All these changes taken together erode the EV economics a bit but not enough to change my previous conclusion that EVs can be a hit given some creative utility rates. But at my current rates, I’ll wait on the EV, sigh.
Scenario Break-even years IRR at 96,000 miles (8 years)
1 (5 cent/kWh) 4.6 14 %
2 (11.5 cent/kWh) 5.6 9%
3 (17.6* cent/kWh) 6.9 4%
* this is what I pay today to SMUD for each incremental kWh
Many utilities, and certainly those in California, are facing Renewable Portfolio Standard (RPS) requirements. So if a utility added significant new load, say 50,000 EVs charging at 3kW at night, the utility would need to provide an additional 150 MW of power. In all likelihood this power would come from fossil sources, at least for some period of time. In the western US the marginal generating resource at night is almost always very efficient natural gas fired combined-cycle power (thank you again www.weccterm.com) . Essentially we would be running domestic natural gas through a high efficiency conversion and displacing imported crude or gasoline. But a utility may be penalized by RPS requirements for this very sensible activity – the Catch-22.

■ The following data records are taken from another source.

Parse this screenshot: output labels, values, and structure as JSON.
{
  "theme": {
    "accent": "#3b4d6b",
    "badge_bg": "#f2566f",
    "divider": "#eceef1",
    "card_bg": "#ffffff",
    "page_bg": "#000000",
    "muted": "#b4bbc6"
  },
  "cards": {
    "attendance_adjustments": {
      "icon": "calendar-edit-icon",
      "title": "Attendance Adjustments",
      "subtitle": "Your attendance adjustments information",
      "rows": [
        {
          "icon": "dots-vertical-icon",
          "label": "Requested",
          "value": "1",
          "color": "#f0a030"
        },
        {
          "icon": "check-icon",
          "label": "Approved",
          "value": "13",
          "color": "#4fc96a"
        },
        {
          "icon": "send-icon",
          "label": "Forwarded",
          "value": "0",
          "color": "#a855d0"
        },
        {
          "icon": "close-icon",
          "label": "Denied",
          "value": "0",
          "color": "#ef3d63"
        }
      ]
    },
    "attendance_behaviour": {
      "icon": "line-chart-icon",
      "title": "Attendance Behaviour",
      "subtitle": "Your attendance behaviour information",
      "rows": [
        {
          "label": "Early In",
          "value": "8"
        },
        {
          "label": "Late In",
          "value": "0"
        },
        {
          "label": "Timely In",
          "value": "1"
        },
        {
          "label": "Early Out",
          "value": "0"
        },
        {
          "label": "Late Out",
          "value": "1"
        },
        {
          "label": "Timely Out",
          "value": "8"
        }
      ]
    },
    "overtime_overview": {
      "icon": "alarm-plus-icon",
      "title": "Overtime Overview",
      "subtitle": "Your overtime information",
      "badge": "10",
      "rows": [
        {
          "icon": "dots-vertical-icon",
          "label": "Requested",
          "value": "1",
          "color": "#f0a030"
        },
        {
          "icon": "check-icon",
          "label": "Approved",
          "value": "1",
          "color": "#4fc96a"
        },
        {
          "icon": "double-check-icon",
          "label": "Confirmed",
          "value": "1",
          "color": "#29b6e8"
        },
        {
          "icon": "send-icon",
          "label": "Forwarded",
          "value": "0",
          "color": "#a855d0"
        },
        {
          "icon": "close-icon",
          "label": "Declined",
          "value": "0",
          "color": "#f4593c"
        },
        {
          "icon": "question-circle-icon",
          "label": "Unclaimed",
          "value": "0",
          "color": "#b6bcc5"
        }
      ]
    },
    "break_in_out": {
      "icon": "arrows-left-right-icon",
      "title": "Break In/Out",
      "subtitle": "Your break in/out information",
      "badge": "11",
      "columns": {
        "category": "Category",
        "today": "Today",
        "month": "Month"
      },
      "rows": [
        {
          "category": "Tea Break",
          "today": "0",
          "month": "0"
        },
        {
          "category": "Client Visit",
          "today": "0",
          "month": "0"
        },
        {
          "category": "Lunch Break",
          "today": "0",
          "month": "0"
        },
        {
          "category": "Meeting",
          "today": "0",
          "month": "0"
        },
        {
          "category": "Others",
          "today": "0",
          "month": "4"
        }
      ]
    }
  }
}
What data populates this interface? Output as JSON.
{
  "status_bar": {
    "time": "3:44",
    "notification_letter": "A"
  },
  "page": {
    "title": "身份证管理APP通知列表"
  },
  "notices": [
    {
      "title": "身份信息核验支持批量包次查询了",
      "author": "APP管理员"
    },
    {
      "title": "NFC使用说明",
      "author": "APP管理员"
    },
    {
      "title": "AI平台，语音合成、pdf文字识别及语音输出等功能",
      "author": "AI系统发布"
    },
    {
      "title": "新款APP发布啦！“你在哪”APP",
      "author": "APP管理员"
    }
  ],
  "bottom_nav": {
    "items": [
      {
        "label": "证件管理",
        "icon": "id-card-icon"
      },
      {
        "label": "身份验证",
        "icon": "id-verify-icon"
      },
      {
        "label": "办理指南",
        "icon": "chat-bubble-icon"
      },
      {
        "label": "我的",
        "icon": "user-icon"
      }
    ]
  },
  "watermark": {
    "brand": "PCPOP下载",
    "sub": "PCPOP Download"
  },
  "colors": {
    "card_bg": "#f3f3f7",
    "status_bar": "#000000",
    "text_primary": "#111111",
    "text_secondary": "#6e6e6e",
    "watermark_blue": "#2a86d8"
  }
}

The RPS standards have been enacted in large part to address climate change resulting from burning fossil fuels. To test whether the RPS standards are counter productive to their own purpose in the case of EV charging, I dove into carbon calculating.
I first calculated the annual pounds of CO2 the Camry would produce. Using EPA mileage, 12,000 miles per year, and the EPA’s CO2/gallon of gasoline figure, I computed the Camry would produce 9,502 lb/CO2 per year.
Next, to calculate the Leaf’s CO2 production, I adjusted the Leaf’s kWh consumption back to the generation level by adding back transmission system losses. Then I determined the amount of natural gas consumed using night time combined cycle heat rates of 7,500 Btu/kWh. Finally I applied EPA’s latest C-factors (including the 2 oxygens) for natural gas to compute the CO2 produced. The result: 4,049 lb/CO2 produced per year, less then one-half that produced by a gasoline engine.
This result makes sense: (1) combined cycle power plants, even after transmission and charging losses are really efficient, and (2) natural gas produces a lot less CO2 than an equivalent amount of gasoline.
The conclusion is straightforward, EV charging should be exempt from RPS requirements and the EPA should be gung-ho for EV charging. And at the end of the day I don’t see any way a utility will ultimately be penalized for encouraging EVs.